*YOUR TASK*
Each of the entries beneath this task should be written out exactly.

Stored dataset items:
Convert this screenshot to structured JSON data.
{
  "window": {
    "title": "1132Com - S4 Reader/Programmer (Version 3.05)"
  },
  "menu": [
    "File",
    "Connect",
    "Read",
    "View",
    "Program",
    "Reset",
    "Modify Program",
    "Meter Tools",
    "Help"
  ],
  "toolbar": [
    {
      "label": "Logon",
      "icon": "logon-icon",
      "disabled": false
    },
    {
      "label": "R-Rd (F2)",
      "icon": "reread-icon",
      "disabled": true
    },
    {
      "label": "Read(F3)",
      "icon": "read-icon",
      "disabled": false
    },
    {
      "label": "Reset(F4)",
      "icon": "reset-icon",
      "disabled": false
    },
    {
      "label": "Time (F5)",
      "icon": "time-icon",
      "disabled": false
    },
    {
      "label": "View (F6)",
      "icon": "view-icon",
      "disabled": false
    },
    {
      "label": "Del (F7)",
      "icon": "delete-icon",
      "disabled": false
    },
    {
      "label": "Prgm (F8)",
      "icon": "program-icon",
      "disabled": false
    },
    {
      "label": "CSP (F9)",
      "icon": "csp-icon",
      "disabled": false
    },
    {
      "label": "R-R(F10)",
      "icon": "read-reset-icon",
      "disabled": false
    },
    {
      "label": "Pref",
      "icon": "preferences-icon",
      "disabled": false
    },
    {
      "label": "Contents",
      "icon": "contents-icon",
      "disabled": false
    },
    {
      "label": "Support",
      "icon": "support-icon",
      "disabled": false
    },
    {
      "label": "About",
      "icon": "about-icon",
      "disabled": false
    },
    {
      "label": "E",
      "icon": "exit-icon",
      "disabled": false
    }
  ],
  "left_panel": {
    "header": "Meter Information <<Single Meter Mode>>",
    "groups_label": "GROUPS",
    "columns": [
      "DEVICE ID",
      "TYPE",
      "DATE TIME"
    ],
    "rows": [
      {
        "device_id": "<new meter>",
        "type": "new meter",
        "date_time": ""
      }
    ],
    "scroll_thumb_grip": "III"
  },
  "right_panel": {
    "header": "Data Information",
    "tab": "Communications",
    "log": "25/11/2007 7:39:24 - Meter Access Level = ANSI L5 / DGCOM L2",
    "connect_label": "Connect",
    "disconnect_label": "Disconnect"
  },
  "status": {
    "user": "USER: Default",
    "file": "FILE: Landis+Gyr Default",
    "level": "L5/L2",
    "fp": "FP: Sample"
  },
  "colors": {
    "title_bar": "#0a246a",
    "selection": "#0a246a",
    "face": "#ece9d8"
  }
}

*THE ANSWER*
Convert this screenshot to structured JSON data.
{
  "window": {
    "title": "1132Com - S4 Reader/Programmer (Version 3.05)"
  },
  "menu": [
    "File",
    "Connect",
    "Read",
    "View",
    "Program",
    "Reset",
    "Modify Program",
    "Meter Tools",
    "Help"
  ],
  "toolbar": [
    {
      "label": "Logon",
      "icon": "logon-icon",
      "disabled": false
    },
    {
      "label": "R-Rd (F2)",
      "icon": "reread-icon",
      "disabled": true
    },
    {
      "label": "Read(F3)",
      "icon": "read-icon",
      "disabled": false
    },
    {
      "label": "Reset(F4)",
      "icon": "reset-icon",
      "disabled": false
    },
    {
      "label": "Time (F5)",
      "icon": "time-icon",
      "disabled": false
    },
    {
      "label": "View (F6)",
      "icon": "view-icon",
      "disabled": false
    },
    {
      "label": "Del (F7)",
      "icon": "delete-icon",
      "disabled": false
    },
    {
      "label": "Prgm (F8)",
      "icon": "program-icon",
      "disabled": false
    },
    {
      "label": "CSP (F9)",
      "icon": "csp-icon",
      "disabled": false
    },
    {
      "label": "R-R(F10)",
      "icon": "read-reset-icon",
      "disabled": false
    },
    {
      "label": "Pref",
      "icon": "preferences-icon",
      "disabled": false
    },
    {
      "label": "Contents",
      "icon": "contents-icon",
      "disabled": false
    },
    {
      "label": "Support",
      "icon": "support-icon",
      "disabled": false
    },
    {
      "label": "About",
      "icon": "about-icon",
      "disabled": false
    },
    {
      "label": "E",
      "icon": "exit-icon",
      "disabled": false
    }
  ],
  "left_panel": {
    "header": "Meter Information <<Single Meter Mode>>",
    "groups_label": "GROUPS",
    "columns": [
      "DEVICE ID",
      "TYPE",
      "DATE TIME"
    ],
    "rows": [
      {
        "device_id": "<new meter>",
        "type": "new meter",
        "date_time": ""
      }
    ],
    "scroll_thumb_grip": "III"
  },
  "right_panel": {
    "header": "Data Information",
    "tab": "Communications",
    "log": "25/11/2007 7:39:24 - Meter Access Level = ANSI L5 / DGCOM L2",
    "connect_label": "Connect",
    "disconnect_label": "Disconnect"
  },
  "status": {
    "user": "USER: Default",
    "file": "FILE: Landis+Gyr Default",
    "level": "L5/L2",
    "fp": "FP: Sample"
  },
  "colors": {
    "title_bar": "#0a246a",
    "selection": "#0a246a",
    "face": "#ece9d8"
  }
}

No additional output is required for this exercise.